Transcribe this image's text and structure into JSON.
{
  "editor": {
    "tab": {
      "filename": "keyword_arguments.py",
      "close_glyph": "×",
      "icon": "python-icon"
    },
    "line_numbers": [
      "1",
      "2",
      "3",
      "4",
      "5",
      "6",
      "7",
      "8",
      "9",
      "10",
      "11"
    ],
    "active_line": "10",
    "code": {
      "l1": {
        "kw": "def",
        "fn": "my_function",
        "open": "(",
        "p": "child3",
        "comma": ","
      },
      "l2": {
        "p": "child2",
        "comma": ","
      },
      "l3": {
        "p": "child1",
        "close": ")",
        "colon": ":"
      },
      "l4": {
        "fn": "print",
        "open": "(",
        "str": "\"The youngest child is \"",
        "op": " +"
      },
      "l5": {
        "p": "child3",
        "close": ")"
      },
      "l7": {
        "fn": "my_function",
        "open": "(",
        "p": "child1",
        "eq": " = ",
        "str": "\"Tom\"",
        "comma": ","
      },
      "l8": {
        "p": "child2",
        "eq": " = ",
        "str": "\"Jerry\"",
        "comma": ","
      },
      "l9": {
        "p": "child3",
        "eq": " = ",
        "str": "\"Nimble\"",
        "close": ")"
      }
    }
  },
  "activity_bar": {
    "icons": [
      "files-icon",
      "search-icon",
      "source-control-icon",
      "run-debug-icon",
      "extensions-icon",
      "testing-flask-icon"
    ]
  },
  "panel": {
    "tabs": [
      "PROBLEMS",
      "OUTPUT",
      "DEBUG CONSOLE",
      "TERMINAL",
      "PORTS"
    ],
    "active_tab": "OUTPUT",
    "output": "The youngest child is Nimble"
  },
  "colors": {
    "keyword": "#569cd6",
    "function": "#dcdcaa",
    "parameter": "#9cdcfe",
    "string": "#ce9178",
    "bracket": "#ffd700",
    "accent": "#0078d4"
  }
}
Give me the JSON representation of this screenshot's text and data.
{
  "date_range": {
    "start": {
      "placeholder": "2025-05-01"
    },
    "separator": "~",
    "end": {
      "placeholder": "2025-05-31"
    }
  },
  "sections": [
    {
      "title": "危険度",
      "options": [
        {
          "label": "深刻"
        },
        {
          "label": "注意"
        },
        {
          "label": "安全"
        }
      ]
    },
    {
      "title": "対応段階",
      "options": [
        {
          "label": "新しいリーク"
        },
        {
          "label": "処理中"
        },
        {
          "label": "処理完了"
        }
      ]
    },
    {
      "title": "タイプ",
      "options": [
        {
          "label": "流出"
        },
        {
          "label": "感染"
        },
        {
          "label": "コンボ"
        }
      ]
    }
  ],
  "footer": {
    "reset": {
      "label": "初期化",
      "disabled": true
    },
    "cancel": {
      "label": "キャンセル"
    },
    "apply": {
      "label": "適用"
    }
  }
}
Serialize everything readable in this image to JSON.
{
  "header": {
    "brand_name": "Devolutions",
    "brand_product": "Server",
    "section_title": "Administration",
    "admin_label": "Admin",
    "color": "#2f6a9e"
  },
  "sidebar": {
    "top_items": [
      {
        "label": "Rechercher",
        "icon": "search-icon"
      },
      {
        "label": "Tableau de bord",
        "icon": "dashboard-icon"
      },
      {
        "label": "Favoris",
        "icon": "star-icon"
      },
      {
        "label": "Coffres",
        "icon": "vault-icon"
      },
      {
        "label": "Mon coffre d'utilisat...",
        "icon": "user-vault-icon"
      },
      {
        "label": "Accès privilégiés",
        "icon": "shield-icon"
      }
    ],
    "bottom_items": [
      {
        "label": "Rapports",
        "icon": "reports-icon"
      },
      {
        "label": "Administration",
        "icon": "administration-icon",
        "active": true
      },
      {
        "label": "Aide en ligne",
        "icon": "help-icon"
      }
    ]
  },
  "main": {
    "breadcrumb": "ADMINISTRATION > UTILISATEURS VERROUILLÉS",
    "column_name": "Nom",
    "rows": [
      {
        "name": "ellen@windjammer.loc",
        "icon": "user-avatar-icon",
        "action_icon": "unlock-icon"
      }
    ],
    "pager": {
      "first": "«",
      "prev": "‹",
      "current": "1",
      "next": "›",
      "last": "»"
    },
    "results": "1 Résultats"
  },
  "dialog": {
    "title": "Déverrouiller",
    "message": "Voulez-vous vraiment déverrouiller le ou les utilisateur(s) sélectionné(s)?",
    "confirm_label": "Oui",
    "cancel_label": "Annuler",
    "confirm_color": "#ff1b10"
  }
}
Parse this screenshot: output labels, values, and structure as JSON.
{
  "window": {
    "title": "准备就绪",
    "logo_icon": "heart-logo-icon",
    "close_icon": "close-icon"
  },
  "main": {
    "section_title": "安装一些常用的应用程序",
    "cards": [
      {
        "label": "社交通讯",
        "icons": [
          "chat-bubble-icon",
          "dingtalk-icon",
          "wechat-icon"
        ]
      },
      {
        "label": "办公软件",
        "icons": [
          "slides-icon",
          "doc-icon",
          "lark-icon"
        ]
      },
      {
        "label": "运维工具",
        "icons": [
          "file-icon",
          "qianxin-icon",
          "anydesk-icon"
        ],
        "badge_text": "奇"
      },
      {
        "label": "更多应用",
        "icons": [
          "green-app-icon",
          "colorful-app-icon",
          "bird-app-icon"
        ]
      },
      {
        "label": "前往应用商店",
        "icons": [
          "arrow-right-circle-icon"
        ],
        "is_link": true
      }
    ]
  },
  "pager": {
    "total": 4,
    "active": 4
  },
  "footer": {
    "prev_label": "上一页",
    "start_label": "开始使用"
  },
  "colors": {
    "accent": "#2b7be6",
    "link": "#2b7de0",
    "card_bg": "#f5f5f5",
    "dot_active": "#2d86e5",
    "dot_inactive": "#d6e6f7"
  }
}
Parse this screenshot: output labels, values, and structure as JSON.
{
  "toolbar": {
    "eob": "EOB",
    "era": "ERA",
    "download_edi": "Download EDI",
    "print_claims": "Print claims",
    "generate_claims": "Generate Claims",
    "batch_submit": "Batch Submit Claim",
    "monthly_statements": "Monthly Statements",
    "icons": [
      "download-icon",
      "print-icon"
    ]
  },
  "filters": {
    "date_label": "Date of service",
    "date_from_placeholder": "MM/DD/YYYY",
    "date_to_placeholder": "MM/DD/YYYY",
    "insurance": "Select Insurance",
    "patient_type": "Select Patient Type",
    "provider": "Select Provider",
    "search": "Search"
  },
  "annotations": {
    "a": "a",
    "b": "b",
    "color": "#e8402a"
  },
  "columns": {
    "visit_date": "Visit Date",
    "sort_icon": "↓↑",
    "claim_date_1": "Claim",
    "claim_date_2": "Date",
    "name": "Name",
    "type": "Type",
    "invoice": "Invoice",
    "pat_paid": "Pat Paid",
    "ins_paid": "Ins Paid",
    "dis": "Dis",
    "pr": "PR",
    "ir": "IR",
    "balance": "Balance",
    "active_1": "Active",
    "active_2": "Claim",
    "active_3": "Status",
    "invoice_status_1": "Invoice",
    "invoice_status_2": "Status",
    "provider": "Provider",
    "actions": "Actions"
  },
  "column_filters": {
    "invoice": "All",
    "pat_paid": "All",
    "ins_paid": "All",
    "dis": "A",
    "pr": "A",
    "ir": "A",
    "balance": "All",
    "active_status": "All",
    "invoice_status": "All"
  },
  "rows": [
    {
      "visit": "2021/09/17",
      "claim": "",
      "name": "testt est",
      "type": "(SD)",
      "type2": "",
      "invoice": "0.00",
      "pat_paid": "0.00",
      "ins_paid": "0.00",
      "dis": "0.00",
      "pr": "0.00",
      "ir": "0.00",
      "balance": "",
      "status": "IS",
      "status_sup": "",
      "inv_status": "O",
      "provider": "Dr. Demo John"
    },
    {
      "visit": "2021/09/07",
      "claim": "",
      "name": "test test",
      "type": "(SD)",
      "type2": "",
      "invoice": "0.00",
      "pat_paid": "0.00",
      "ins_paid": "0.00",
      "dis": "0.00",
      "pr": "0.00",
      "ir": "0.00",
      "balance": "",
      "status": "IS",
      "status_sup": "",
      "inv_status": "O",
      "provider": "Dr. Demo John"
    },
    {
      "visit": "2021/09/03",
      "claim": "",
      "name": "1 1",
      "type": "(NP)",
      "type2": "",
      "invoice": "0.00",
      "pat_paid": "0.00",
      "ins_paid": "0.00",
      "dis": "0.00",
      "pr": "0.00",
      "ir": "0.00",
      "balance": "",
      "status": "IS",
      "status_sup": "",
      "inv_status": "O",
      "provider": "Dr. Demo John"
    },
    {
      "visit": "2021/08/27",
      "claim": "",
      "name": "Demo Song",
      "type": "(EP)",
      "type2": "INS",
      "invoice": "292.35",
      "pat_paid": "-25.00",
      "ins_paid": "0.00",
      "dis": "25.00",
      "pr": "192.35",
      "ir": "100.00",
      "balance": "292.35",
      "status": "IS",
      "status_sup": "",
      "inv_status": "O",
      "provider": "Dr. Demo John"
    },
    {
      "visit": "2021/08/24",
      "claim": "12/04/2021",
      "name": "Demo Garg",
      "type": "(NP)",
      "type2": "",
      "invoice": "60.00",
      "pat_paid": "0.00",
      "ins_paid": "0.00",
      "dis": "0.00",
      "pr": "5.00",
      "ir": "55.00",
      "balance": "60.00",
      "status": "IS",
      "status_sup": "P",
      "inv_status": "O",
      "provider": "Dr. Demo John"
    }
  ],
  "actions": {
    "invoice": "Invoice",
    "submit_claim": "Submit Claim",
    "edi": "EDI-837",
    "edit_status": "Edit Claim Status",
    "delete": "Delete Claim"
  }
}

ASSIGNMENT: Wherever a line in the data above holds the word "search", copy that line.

RESPONSE TO THE TASK:
      "search-icon",
        "icon": "search-icon"
    "search": "Search"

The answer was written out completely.